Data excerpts

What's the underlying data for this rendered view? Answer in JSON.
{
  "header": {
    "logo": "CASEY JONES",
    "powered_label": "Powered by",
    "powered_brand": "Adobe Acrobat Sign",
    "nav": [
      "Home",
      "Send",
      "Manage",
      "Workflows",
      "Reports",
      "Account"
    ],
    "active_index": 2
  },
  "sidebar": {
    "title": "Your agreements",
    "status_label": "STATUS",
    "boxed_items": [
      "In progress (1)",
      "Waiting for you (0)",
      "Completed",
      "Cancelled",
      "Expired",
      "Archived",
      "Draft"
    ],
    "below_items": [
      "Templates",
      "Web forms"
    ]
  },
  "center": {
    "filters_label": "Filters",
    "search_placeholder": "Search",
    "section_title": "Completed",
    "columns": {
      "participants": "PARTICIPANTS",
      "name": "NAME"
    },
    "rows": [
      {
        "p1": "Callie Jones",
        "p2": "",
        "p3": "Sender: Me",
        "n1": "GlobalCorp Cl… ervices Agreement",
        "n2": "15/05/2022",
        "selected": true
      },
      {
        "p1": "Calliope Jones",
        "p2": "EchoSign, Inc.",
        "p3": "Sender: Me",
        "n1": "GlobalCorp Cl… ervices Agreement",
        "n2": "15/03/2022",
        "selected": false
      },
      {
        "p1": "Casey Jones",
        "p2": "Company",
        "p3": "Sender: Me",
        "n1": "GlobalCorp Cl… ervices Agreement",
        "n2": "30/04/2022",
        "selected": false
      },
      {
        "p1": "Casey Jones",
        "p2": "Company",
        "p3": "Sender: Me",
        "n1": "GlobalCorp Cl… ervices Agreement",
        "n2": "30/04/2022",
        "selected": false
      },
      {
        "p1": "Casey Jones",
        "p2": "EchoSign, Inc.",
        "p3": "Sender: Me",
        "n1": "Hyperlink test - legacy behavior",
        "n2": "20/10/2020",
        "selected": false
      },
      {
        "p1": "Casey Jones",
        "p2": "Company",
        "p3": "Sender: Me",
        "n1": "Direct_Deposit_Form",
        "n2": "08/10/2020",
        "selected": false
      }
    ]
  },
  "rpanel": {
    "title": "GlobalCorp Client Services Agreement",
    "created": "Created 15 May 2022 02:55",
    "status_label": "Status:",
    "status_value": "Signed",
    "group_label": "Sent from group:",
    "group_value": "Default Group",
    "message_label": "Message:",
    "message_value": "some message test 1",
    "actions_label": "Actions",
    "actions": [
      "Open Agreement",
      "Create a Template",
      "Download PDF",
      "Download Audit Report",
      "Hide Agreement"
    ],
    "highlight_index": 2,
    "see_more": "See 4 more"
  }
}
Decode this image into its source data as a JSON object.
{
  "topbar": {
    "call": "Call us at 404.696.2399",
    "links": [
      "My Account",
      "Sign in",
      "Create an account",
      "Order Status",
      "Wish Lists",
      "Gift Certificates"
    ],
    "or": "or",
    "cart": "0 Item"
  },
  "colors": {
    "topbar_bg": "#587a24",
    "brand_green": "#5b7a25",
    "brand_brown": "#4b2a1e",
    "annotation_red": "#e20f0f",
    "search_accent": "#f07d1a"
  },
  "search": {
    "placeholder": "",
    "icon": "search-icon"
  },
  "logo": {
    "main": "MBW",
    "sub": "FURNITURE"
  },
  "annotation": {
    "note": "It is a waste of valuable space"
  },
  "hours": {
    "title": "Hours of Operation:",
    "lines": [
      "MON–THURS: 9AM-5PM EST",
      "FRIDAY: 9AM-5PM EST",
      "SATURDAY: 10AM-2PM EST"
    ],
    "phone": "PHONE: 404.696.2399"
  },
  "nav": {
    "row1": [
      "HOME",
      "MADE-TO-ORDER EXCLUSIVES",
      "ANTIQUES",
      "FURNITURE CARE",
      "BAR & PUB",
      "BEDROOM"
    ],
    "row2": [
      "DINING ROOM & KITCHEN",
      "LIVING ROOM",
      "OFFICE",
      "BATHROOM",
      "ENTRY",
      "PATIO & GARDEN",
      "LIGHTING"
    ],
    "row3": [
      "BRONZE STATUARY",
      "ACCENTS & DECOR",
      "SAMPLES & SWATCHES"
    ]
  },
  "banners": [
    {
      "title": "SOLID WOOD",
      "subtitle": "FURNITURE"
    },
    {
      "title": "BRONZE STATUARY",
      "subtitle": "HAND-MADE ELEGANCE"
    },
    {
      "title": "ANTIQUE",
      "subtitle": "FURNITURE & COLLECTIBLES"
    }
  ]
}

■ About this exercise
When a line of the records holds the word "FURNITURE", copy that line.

■ Response area
    "sub": "FURNITURE"
      "FURNITURE CARE",
      "subtitle": "FURNITURE"
      "subtitle": "FURNITURE & COLLECTIBLES"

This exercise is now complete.